Ulugbek Inoyatov, the leader of the People’s Democratic Party of Uzbekistan, received the party’s nomination for president at its 13th congress in Tashkent on 29 May. The congress also adopted the candidate’s programme for the upcoming early presidential election, scheduled for 9 July.
The party nominated Ulugbek Inoyatov as its presidential candidate on May 12. The Central Election Commission approved the nomination papers submitted by the party.
According to the statement, the candidate’s programme aims to build a democratic social state in Uzbekistan with the principles of social justice, social equality and people’s power.
The programme contains about 100 proposals and initiatives for the state and society’s development, ensuring equal rights and opportunities, and pursuing a strong social policy.

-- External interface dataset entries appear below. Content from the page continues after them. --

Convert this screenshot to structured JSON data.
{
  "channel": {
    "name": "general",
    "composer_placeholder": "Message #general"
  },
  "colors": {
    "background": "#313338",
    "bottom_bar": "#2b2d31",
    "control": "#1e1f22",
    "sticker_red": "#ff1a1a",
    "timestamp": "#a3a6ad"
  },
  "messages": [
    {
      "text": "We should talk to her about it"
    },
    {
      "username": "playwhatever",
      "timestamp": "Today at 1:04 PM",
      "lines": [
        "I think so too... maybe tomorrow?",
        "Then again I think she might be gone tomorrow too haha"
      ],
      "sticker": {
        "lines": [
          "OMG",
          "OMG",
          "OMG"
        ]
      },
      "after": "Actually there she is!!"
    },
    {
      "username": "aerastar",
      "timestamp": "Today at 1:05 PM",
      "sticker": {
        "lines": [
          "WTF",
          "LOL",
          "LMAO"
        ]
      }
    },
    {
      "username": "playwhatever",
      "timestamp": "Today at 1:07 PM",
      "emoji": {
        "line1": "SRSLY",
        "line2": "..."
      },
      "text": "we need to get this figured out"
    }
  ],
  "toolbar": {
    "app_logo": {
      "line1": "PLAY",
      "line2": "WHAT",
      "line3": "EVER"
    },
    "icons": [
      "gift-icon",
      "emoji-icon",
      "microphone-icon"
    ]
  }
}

In particular, the programme plans to reform the pension system, pass laws on minimum consumer spending, apartment buildings and shared construction, state support for housing construction, digitize health services, increase foreign language and IT teaching hours in schools, introduce “school tax”, a rent compensation scheme for doctoral students, improve pensioners' living standards and social participation.

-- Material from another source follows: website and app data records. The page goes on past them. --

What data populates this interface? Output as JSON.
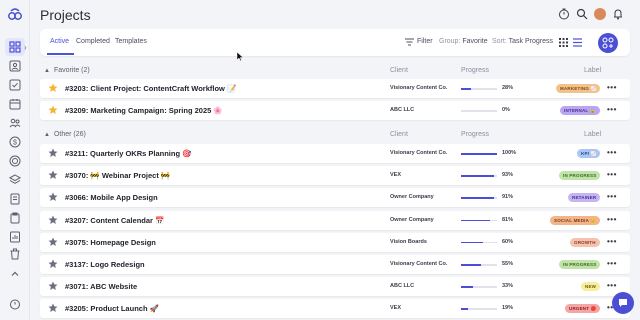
{
  "app": {
    "title": "Projects"
  },
  "toolbar": {
    "tabs": [
      "Active",
      "Completed",
      "Templates"
    ],
    "filter_label": "Filter",
    "group_prefix": "Group:",
    "group_value": "Favorite",
    "sort_prefix": "Sort:",
    "sort_value": "Task Progress"
  },
  "columns": {
    "client": "Client",
    "progress": "Progress",
    "label": "Label"
  },
  "groups": [
    {
      "name": "Favorite (2)"
    },
    {
      "name": "Other (26)"
    }
  ],
  "favorite_rows": [
    {
      "title": "#3203: Client Project: ContentCraft Workflow 📝",
      "client": "Visionary Content Co.",
      "progress": "28%",
      "progress_value": 0.28,
      "label": "MARKETING 📈",
      "label_color": "#f2c28a",
      "label_text_color": "#7a4a12"
    },
    {
      "title": "#3209: Marketing Campaign: Spring 2025 🌸",
      "client": "ABC LLC",
      "progress": "0%",
      "progress_value": 0,
      "label": "INTERNAL 🔒",
      "label_color": "#b9a6f0",
      "label_text_color": "#4a2f8f"
    }
  ],
  "other_rows": [
    {
      "title": "#3211: Quarterly OKRs Planning 🎯",
      "client": "Visionary Content Co.",
      "progress": "100%",
      "progress_value": 1,
      "label": "KPI 📈",
      "label_color": "#a9c6f5",
      "label_text_color": "#23488a"
    },
    {
      "title": "#3070: 🚧 Webinar Project 🚧",
      "client": "VEX",
      "progress": "93%",
      "progress_value": 0.93,
      "label": "IN PROGRESS",
      "label_color": "#bfe3a8",
      "label_text_color": "#3a6a1f"
    },
    {
      "title": "#3066: Mobile App Design",
      "client": "Owner Company",
      "progress": "91%",
      "progress_value": 0.91,
      "label": "RETAINER",
      "label_color": "#c4b4f2",
      "label_text_color": "#4a2f8f"
    },
    {
      "title": "#3207: Content Calendar 📅",
      "client": "Owner Company",
      "progress": "81%",
      "progress_value": 0.81,
      "label": "SOCIAL MEDIA 😊",
      "label_color": "#f2b48a",
      "label_text_color": "#7a3a12"
    },
    {
      "title": "#3075: Homepage Design",
      "client": "Vision Boards",
      "progress": "60%",
      "progress_value": 0.6,
      "label": "GROWTH",
      "label_color": "#f5c2b0",
      "label_text_color": "#8a3a1f"
    },
    {
      "title": "#3137: Logo Redesign",
      "client": "Visionary Content Co.",
      "progress": "55%",
      "progress_value": 0.55,
      "label": "IN PROGRESS",
      "label_color": "#bfe3a8",
      "label_text_color": "#3a6a1f"
    },
    {
      "title": "#3071: ABC Website",
      "client": "ABC LLC",
      "progress": "33%",
      "progress_value": 0.33,
      "label": "NEW",
      "label_color": "#f7ee9c",
      "label_text_color": "#6a5e0f"
    },
    {
      "title": "#3205: Product Launch 🚀",
      "client": "VEX",
      "progress": "19%",
      "progress_value": 0.19,
      "label": "URGENT 🔴",
      "label_color": "#f4a5a5",
      "label_text_color": "#8a1f1f"
    }
  ],
  "icons": {
    "logo": "logo-icon",
    "timer": "timer-icon",
    "search": "search-icon",
    "avatar": "avatar",
    "bell": "bell-icon",
    "star": "star-icon",
    "more": "more-icon",
    "chat": "chat-icon"
  },
  "colors": {
    "accent": "#4a4fd6",
    "favorite_star": "#f2b632",
    "other_star": "#6b6f80"
  }
}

The programme also aims to keep the state’s active role and involvement in the economy to create a socially oriented market economy “as the foundation of sustainable development and social welfare”. The candidate plans to offer the same privileges to local investors as foreign investors, to tax luxury property, to tax people who do business or advertising on the internet and social networks and others.
The candidate’s programme focuses on judicial reform as a guarantee of the rule of law, equality and human rights. He suggests to rotate the heads of regional and district (city) courts every year, introduce jury trials, enhance the work of oversight bodies (inspectorates) in the field and the role of public control and labour inspectorates in protecting the labour rights of citizens.

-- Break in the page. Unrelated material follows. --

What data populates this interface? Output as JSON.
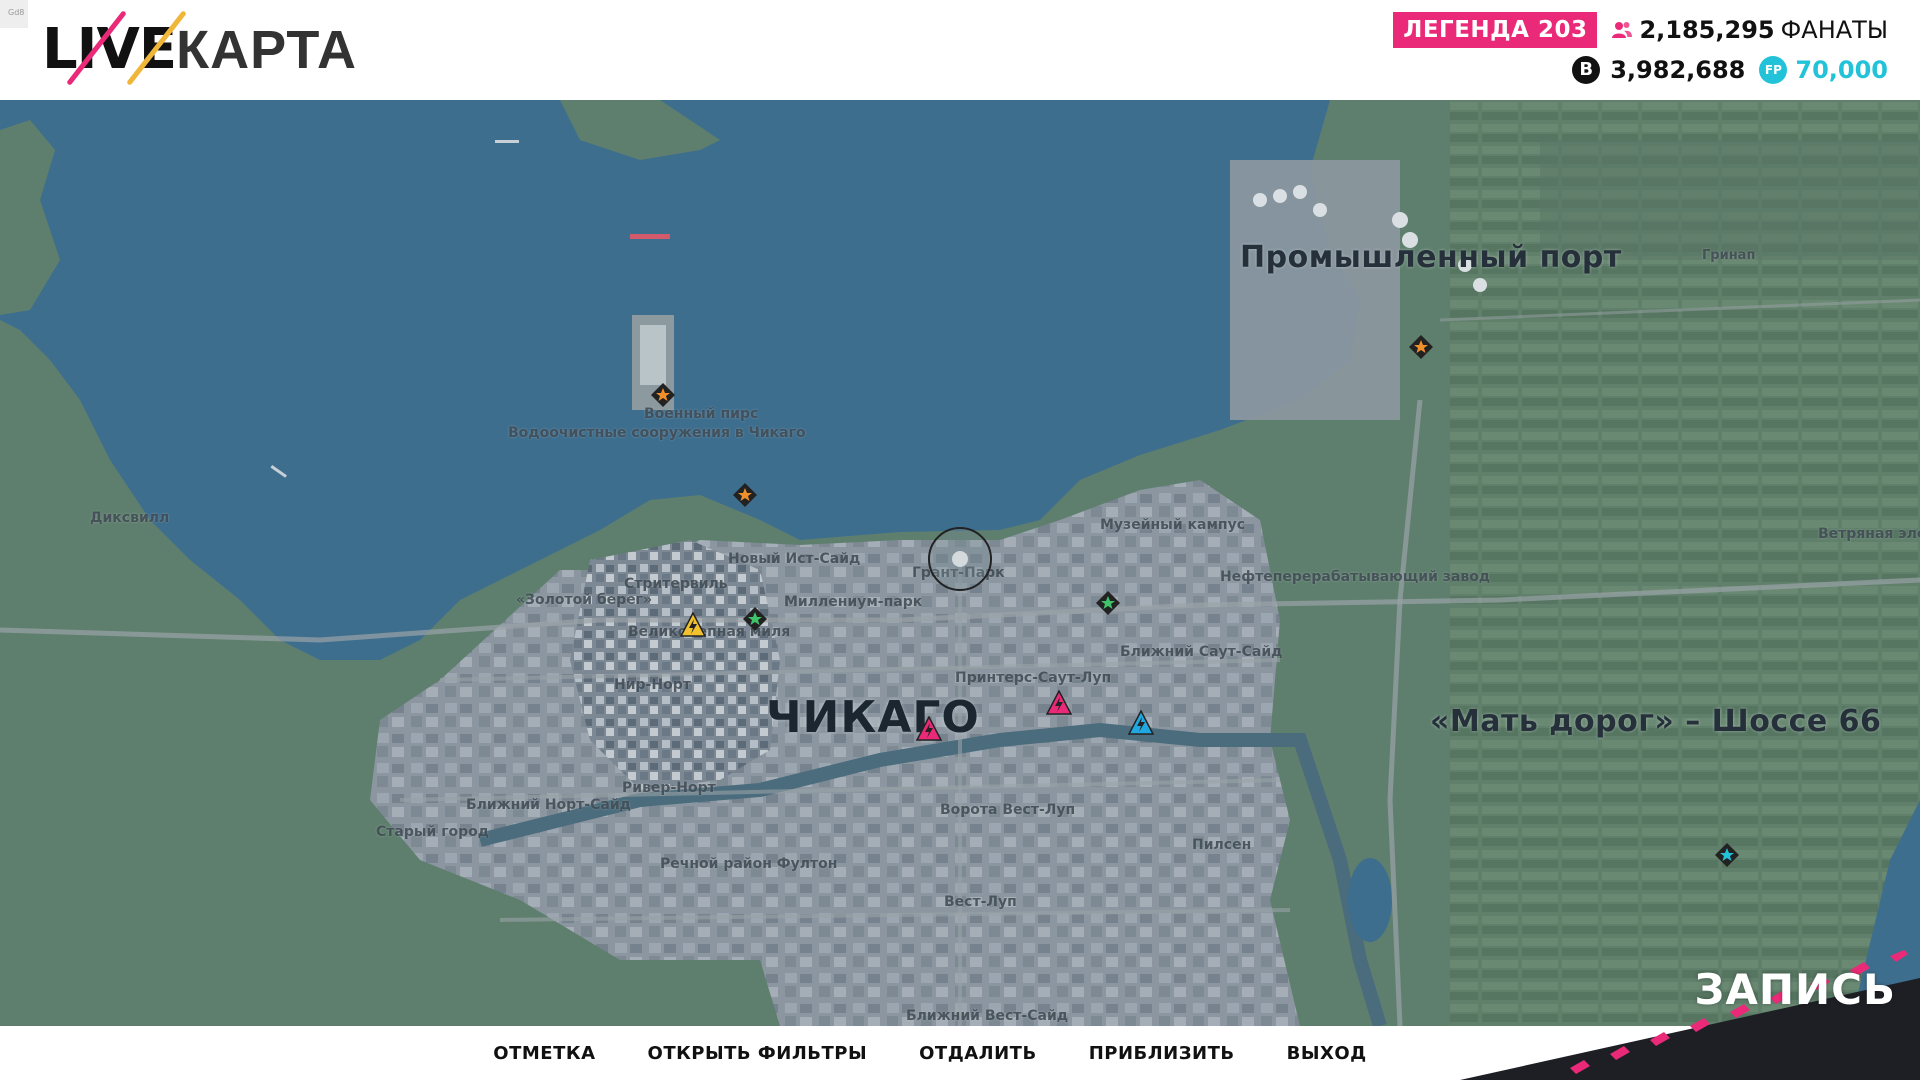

The programme also addresses the issue of “constructive foreign policy, based on openness and priority of national interests.” Suggestions in this direction include joining international human rights instruments, ensuring openness and transparency of the External Labour Migration Agency and enhancing public control.